    A lot of this for me is letting go. And it’s hard for us alcoholics to just let go sometimes. We are so used to clutching and squeezing onto things that aren’t ours to take on in the first place, then wonder why we pick up that drink, or complain, or lash out or get passive-aggressive. Attachments to these things hold us under water and we can’t breath. I love the semi-cloistered examples you give to bring home the point of happiness. It shows that we deal with real life things all the times, and applying spiritual principles to them is not always easy, especially in the heat of things.

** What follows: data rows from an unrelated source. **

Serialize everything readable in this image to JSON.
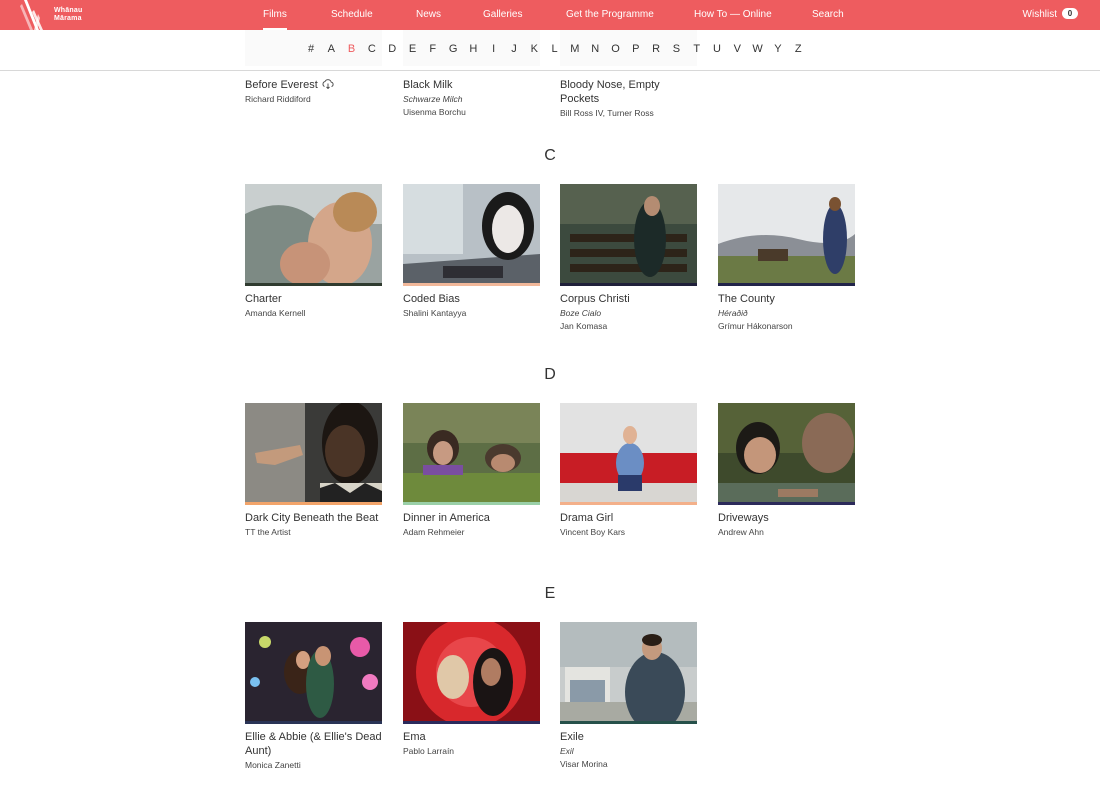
{
  "brand": {
    "logo_text": "Whānau Mārama",
    "accent": "#ee5c5f"
  },
  "nav": {
    "items": [
      {
        "label": "Films",
        "active": true
      },
      {
        "label": "Schedule"
      },
      {
        "label": "News"
      },
      {
        "label": "Galleries"
      },
      {
        "label": "Get the Programme"
      },
      {
        "label": "How To — Online"
      },
      {
        "label": "Search"
      }
    ],
    "wishlist_label": "Wishlist",
    "wishlist_count": "0"
  },
  "alphabet": {
    "letters": [
      "#",
      "A",
      "B",
      "C",
      "D",
      "E",
      "F",
      "G",
      "H",
      "I",
      "J",
      "K",
      "L",
      "M",
      "N",
      "O",
      "P",
      "R",
      "S",
      "T",
      "U",
      "V",
      "W",
      "Y",
      "Z"
    ],
    "current": "B"
  },
  "sections": {
    "b": {
      "films": [
        {
          "title": "Before Everest",
          "director": "Richard Riddiford",
          "icon": "download-icon"
        },
        {
          "title": "Black Milk",
          "alt_title": "Schwarze Milch",
          "director": "Uisenma Borchu"
        },
        {
          "title": "Bloody Nose, Empty Pockets",
          "director": "Bill Ross IV, Turner Ross"
        }
      ]
    },
    "c": {
      "letter": "C",
      "films": [
        {
          "title": "Charter",
          "director": "Amanda Kernell",
          "bar": "#2f3b2f"
        },
        {
          "title": "Coded Bias",
          "director": "Shalini Kantayya",
          "bar": "#f2b89a"
        },
        {
          "title": "Corpus Christi",
          "alt_title": "Boze Cialo",
          "director": "Jan Komasa",
          "bar": "#20203a"
        },
        {
          "title": "The County",
          "alt_title": "Héraðið",
          "director": "Grímur Hákonarson",
          "bar": "#22244a"
        }
      ]
    },
    "d": {
      "letter": "D",
      "films": [
        {
          "title": "Dark City Beneath the Beat",
          "director": "TT the Artist",
          "bar": "#f2a46a"
        },
        {
          "title": "Dinner in America",
          "director": "Adam Rehmeier",
          "bar": "#9ad0a8"
        },
        {
          "title": "Drama Girl",
          "director": "Vincent Boy Kars",
          "bar": "#f3b08a"
        },
        {
          "title": "Driveways",
          "director": "Andrew Ahn",
          "bar": "#2c2a5a"
        }
      ]
    },
    "e": {
      "letter": "E",
      "films": [
        {
          "title": "Ellie & Abbie (& Ellie's Dead Aunt)",
          "director": "Monica Zanetti",
          "bar": "#2a3456"
        },
        {
          "title": "Ema",
          "director": "Pablo Larraín",
          "bar": "#2b2a5c"
        },
        {
          "title": "Exile",
          "alt_title": "Exil",
          "director": "Visar Morina",
          "bar": "#26504a"
        }
      ]
    }
  }
}
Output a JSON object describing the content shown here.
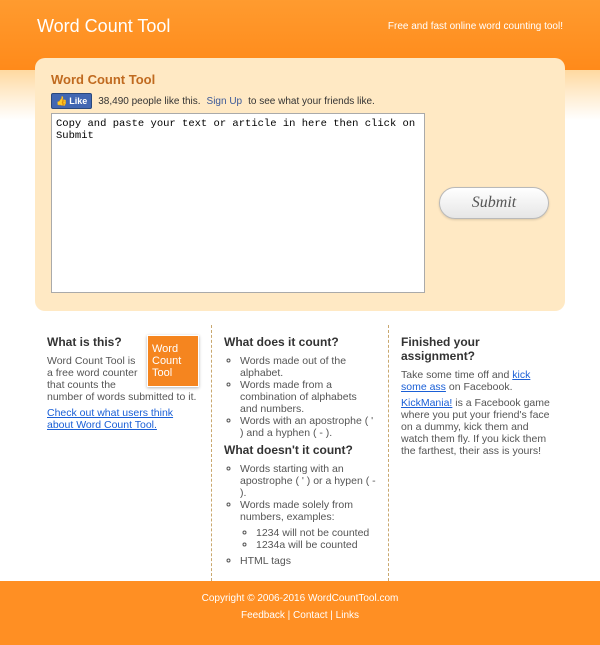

Lovely ending couplet there…so perfectly said.

    Thanks again for a striking and wonderful post.

    Blessings,
    Paul

    • “clutching and squeezing” I love that description. So spot on. Yes, “EGO, right all the time.” I just mentioned to Susan that often I forget an hour later what I learned that morning. The EGO is so strong. It’s wonderful to have principles as my guidelines. Keeps the ego quieter. And…. Paul, thank you for always commenting. I’m really enjoying getting to know you. I see you on a lot of blogs too. Nice, very very nice. You always have solid, sound input. I appreciate your wisdom.

  • Oh man… if I had a quarter for doing Z every time he did X, I would be a wealthy woman. My favorite part of the whole post, and something to which I aspire daily, is the ultimate goal: “He does X, and I don’t notice.” Will that be a happy day!!!

    • You so get me. I always love when we connect. I feel like we are working on the same sober stuff most of the time. xox

  • wow… i love this! This is totally me on a lot of days… placing my happiness on the shoulders of others… damn them if they fail! Love your blog… glad you stopped by mine because now I found yours..

    • What a joy to see you over here. Thank you for your kind words. I am always glad when people relate to the words. Lots of love, Lisa

  • it’s hard to take the responsibility for my own happiness. so much easier to blame others. thanks for making me think.

    • Wow, what a wonderful surprise. Thank you for reading and commenting. The best part of my recovery is to close the gap between who I say I am and how I actually behave. It’s empowering to take responsibility, humbling, but nonetheless powerful.Lots of love, Lisa

  • Reblogged this on Luxul simplitatii and commented:
    Inspiratia zilei 🙂

Leave a Reply

This site uses Akismet to reduce spam. Learn how your comment data is processed.

%d bloggers like this: